Credit for the invention of the electrictelephone is frequently disputed, and new controversies over the issue have arisen from time to time. As with other influential inventions such as radio, television, the light bulb, and the computer,there were several inventors who did pioneering experimental work on voice transmission over a wire and improved on each other's ideas. Innocenzo Manzetti, Antonio Meucci, Johann Philipp Reis,Elisha Gray, Alexander Graham Bell, and Thomas Edison, among others, have all been credited with pioneering work on the telephone. An undisputed fact is that Alexander Graham Bell was the firstto be awarded a patent for the electric telephone by the United States Patent and Trademark Office (USPTO) in March 1876. That first patent by Bell was the master patent of the telephone, fromwhich all other patents for electric telephone devices and features flowed

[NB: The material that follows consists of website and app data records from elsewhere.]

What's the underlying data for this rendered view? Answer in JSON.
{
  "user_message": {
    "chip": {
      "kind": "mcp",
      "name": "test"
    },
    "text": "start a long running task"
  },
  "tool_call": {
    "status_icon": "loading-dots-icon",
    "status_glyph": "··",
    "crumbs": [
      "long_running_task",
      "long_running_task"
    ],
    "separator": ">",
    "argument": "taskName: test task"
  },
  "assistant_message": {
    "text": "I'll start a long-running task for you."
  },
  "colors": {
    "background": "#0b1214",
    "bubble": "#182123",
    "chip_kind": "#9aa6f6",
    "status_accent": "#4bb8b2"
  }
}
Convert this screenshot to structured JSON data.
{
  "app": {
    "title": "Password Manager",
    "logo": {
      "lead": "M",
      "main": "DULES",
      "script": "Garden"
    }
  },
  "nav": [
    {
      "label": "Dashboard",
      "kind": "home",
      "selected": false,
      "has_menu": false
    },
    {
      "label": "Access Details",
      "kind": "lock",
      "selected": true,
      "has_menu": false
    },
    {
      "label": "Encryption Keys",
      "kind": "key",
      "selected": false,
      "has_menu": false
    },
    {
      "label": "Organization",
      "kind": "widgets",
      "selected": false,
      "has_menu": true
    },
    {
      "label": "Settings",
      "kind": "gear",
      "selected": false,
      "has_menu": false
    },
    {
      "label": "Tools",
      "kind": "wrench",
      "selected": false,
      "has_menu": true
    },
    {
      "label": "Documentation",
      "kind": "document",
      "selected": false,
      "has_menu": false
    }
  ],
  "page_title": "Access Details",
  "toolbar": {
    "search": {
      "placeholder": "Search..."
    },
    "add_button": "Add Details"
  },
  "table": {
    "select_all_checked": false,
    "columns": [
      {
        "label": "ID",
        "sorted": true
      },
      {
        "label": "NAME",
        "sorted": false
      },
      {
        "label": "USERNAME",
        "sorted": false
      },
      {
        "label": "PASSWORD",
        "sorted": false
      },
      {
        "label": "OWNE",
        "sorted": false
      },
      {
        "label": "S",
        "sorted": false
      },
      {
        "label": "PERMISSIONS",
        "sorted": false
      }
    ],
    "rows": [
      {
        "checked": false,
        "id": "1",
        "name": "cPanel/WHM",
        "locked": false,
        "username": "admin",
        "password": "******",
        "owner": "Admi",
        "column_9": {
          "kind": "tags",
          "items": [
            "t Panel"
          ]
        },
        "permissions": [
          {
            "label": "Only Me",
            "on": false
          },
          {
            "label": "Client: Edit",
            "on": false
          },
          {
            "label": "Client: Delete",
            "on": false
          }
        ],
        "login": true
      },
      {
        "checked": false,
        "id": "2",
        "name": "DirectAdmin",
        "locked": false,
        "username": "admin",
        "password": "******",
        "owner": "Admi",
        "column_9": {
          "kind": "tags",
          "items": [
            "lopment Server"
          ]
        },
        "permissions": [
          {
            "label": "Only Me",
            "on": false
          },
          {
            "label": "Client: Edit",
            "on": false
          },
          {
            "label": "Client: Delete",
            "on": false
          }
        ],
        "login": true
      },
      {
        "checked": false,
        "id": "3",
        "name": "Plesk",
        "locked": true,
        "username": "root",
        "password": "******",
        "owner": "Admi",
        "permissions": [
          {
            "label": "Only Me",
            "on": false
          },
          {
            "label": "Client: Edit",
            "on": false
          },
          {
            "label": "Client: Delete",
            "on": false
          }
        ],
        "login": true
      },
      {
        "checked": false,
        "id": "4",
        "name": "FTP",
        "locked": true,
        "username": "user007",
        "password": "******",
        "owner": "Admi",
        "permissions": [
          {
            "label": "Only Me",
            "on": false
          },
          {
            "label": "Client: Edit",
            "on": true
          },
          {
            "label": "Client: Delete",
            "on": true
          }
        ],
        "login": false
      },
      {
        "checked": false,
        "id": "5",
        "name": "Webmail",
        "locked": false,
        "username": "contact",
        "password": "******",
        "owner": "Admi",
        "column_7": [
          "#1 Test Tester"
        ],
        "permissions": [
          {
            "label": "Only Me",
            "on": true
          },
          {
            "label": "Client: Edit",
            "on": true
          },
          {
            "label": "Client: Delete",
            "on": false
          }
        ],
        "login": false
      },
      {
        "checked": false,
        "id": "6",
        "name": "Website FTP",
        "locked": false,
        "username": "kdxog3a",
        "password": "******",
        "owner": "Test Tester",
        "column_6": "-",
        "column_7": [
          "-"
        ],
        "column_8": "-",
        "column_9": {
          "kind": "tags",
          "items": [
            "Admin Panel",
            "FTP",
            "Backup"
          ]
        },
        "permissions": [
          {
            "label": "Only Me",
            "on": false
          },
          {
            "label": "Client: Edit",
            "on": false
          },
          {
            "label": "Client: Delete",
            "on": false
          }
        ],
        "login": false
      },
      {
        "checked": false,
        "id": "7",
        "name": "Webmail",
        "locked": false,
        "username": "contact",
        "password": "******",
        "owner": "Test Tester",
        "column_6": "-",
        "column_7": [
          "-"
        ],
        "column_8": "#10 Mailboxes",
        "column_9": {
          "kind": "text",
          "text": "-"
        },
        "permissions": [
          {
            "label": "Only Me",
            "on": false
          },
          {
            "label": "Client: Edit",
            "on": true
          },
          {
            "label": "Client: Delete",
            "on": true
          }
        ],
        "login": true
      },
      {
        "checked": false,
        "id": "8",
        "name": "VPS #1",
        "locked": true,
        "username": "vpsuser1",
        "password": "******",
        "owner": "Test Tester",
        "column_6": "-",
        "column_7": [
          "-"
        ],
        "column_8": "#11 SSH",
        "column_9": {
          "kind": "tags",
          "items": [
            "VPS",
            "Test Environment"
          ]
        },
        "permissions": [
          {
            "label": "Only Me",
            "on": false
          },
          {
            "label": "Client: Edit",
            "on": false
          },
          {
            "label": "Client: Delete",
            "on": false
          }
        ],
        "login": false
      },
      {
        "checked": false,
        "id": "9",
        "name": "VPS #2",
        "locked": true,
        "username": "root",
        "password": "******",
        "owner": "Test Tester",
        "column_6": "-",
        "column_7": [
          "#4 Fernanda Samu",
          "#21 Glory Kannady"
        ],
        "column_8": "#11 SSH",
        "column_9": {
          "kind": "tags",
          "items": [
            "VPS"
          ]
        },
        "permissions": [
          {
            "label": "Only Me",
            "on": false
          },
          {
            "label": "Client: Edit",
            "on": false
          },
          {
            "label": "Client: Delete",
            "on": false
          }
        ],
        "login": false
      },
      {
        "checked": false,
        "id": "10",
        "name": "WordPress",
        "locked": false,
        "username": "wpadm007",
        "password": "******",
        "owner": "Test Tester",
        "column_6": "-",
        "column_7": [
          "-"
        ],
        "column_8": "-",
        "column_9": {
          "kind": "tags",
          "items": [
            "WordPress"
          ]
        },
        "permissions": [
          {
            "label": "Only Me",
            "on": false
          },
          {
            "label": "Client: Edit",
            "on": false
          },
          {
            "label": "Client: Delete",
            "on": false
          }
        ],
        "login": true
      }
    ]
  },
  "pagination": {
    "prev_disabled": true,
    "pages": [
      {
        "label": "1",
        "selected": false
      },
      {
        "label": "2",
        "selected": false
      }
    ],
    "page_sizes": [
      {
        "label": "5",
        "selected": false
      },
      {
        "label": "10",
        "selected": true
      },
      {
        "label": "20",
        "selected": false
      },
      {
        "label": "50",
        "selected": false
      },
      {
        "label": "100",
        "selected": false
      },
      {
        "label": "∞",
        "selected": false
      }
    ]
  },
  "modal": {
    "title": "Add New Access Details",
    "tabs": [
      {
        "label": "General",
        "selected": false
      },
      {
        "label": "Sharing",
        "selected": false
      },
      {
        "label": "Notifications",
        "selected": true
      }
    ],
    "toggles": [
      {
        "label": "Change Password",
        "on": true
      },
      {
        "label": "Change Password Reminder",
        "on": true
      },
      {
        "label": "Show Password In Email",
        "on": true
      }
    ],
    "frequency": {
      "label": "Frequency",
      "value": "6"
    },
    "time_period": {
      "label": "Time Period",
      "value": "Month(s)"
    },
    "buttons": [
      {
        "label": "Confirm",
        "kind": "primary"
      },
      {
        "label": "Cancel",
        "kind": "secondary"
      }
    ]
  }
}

Evidence of wheeled vehicles appears from the mid 4th millennium BCE, near-simultaneously in Mesopotamia, theNorthern Caucasus (Maykop culture) and Central Europe, so that the question of which culture originally invented the wheeled vehicle remains unresolved and under debate. The earliest well-dateddepiction of a wheeled vehicle (here a wagon—four wheels, two axles), is on the Bronocice pot, a ca. 3500–3350 BCE clay pot excavated in a Funnelbeaker culture settlement in southern Poland.